[App and web page records]
::::::::::

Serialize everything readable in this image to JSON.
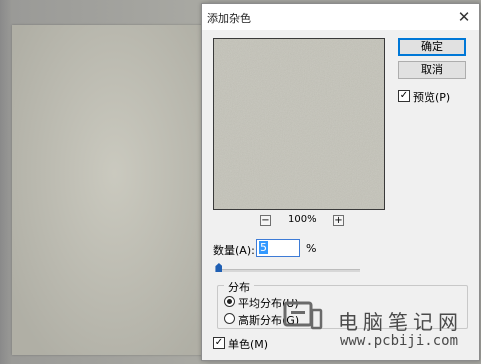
{
  "dialog": {
    "title": "添加杂色",
    "close_glyph": "✕",
    "ok_label": "确定",
    "cancel_label": "取消",
    "preview_label": "预览(P)",
    "preview_checked": true,
    "zoom_out_glyph": "−",
    "zoom_in_glyph": "+",
    "zoom_level": "100%",
    "amount_label": "数量(A):",
    "amount_value": "5",
    "amount_unit": "%",
    "amount_slider_fraction": 0.01,
    "distribution_label": "分布",
    "distribution_options": [
      {
        "label": "平均分布(U)",
        "selected": true
      },
      {
        "label": "高斯分布(G)",
        "selected": false
      }
    ],
    "monochrome_label": "单色(M)",
    "monochrome_checked": true,
    "check_glyph": "✓"
  },
  "watermark": {
    "text_cn": "电脑笔记网",
    "url": "www.pcbiji.com"
  },
  "colors": {
    "noise_base": "#c5c4b9",
    "accent": "#0078d7",
    "slider_thumb": "#1f5fb3"
  }
}
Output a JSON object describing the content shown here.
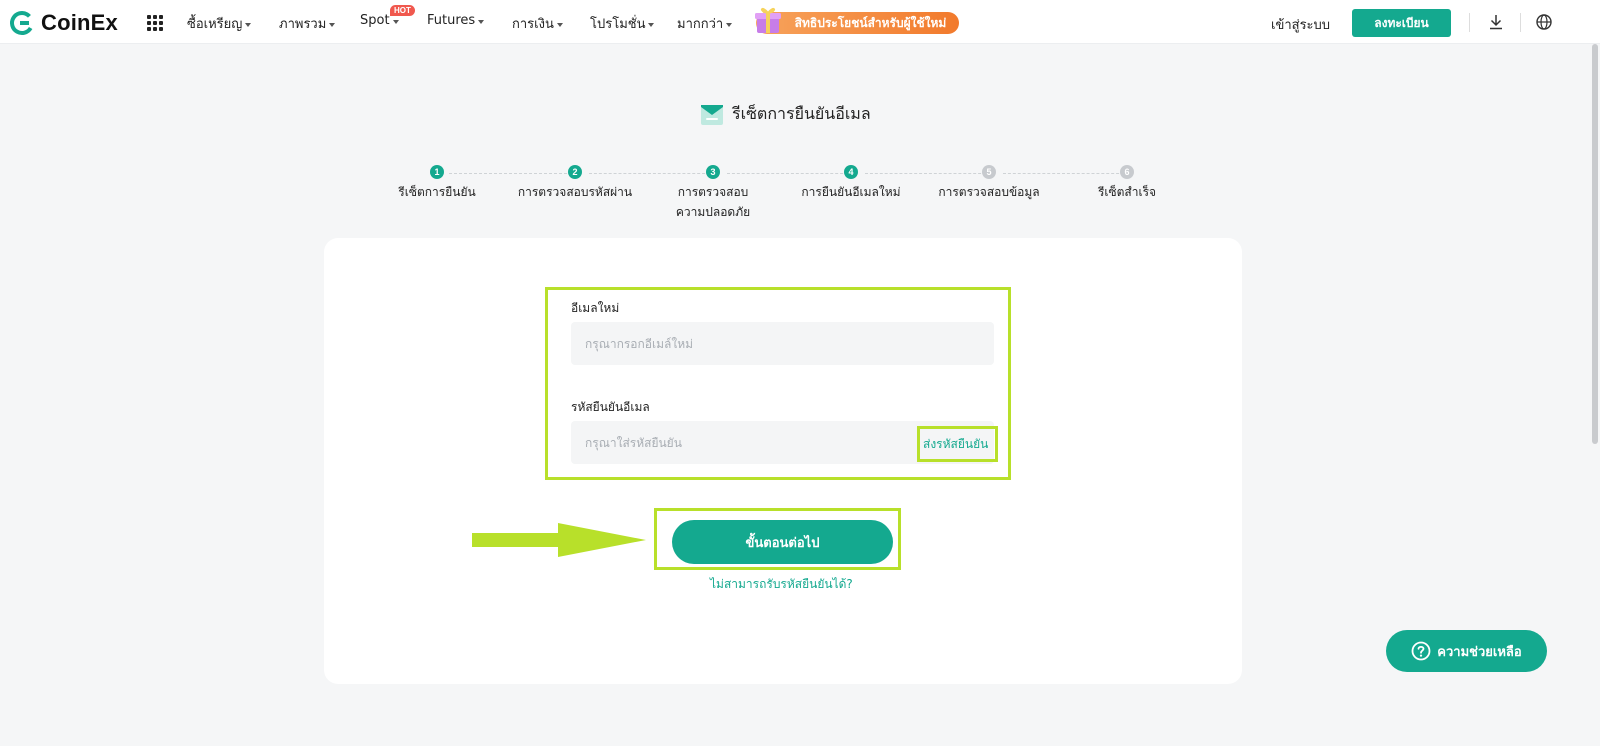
{
  "brand": {
    "name": "CoinEx",
    "color": "#14a98f"
  },
  "nav": {
    "items": [
      "ซื้อเหรียญ",
      "ภาพรวม",
      "Spot",
      "Futures",
      "การเงิน",
      "โปรโมชั่น",
      "มากกว่า"
    ],
    "hot_badge": "HOT",
    "promo": "สิทธิประโยชน์สำหรับผู้ใช้ใหม่",
    "login": "เข้าสู่ระบบ",
    "register": "ลงทะเบียน"
  },
  "page": {
    "title": "รีเซ็ตการยืนยันอีเมล"
  },
  "steps": [
    {
      "num": "1",
      "label": "รีเซ็ตการยืนยัน",
      "state": "done"
    },
    {
      "num": "2",
      "label": "การตรวจสอบรหัสผ่าน",
      "state": "done"
    },
    {
      "num": "3",
      "label": "การตรวจสอบความปลอดภัย",
      "state": "done"
    },
    {
      "num": "4",
      "label": "การยืนยันอีเมลใหม่",
      "state": "current"
    },
    {
      "num": "5",
      "label": "การตรวจสอบข้อมูล",
      "state": "pending"
    },
    {
      "num": "6",
      "label": "รีเซ็ตสำเร็จ",
      "state": "pending"
    }
  ],
  "form": {
    "email_label": "อีเมลใหม่",
    "email_placeholder": "กรุณากรอกอีเมล์ใหม่",
    "email_value": "",
    "code_label": "รหัสยืนยันอีเมล",
    "code_placeholder": "กรุณาใส่รหัสยืนยัน",
    "code_value": "",
    "send_code": "ส่งรหัสยืนยัน",
    "next": "ขั้นตอนต่อไป",
    "cant_receive": "ไม่สามารถรับรหัสยืนยันได้?"
  },
  "help": {
    "label": "ความช่วยเหลือ"
  },
  "annotation_color": "#b8e02a"
}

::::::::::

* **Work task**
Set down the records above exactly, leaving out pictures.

* **Exercise output**
Serialize everything readable in this image to JSON.
{
  "dialog": {
    "title": "添加杂色",
    "close_glyph": "✕",
    "ok_label": "确定",
    "cancel_label": "取消",
    "preview_label": "预览(P)",
    "preview_checked": true,
    "zoom_out_glyph": "−",
    "zoom_in_glyph": "+",
    "zoom_level": "100%",
    "amount_label": "数量(A):",
    "amount_value": "5",
    "amount_unit": "%",
    "amount_slider_fraction": 0.01,
    "distribution_label": "分布",
    "distribution_options": [
      {
        "label": "平均分布(U)",
        "selected": true
      },
      {
        "label": "高斯分布(G)",
        "selected": false
      }
    ],
    "monochrome_label": "单色(M)",
    "monochrome_checked": true,
    "check_glyph": "✓"
  },
  "watermark": {
    "text_cn": "电脑笔记网",
    "url": "www.pcbiji.com"
  },
  "colors": {
    "noise_base": "#c5c4b9",
    "accent": "#0078d7",
    "slider_thumb": "#1f5fb3"
  }
}
Output a JSON object describing the content shown here.
{
  "brand": {
    "name": "CoinEx",
    "color": "#14a98f"
  },
  "nav": {
    "items": [
      "ซื้อเหรียญ",
      "ภาพรวม",
      "Spot",
      "Futures",
      "การเงิน",
      "โปรโมชั่น",
      "มากกว่า"
    ],
    "hot_badge": "HOT",
    "promo": "สิทธิประโยชน์สำหรับผู้ใช้ใหม่",
    "login": "เข้าสู่ระบบ",
    "register": "ลงทะเบียน"
  },
  "page": {
    "title": "รีเซ็ตการยืนยันอีเมล"
  },
  "steps": [
    {
      "num": "1",
      "label": "รีเซ็ตการยืนยัน",
      "state": "done"
    },
    {
      "num": "2",
      "label": "การตรวจสอบรหัสผ่าน",
      "state": "done"
    },
    {
      "num": "3",
      "label": "การตรวจสอบความปลอดภัย",
      "state": "done"
    },
    {
      "num": "4",
      "label": "การยืนยันอีเมลใหม่",
      "state": "current"
    },
    {
      "num": "5",
      "label": "การตรวจสอบข้อมูล",
      "state": "pending"
    },
    {
      "num": "6",
      "label": "รีเซ็ตสำเร็จ",
      "state": "pending"
    }
  ],
  "form": {
    "email_label": "อีเมลใหม่",
    "email_placeholder": "กรุณากรอกอีเมล์ใหม่",
    "email_value": "",
    "code_label": "รหัสยืนยันอีเมล",
    "code_placeholder": "กรุณาใส่รหัสยืนยัน",
    "code_value": "",
    "send_code": "ส่งรหัสยืนยัน",
    "next": "ขั้นตอนต่อไป",
    "cant_receive": "ไม่สามารถรับรหัสยืนยันได้?"
  },
  "help": {
    "label": "ความช่วยเหลือ"
  },
  "annotation_color": "#b8e02a"
}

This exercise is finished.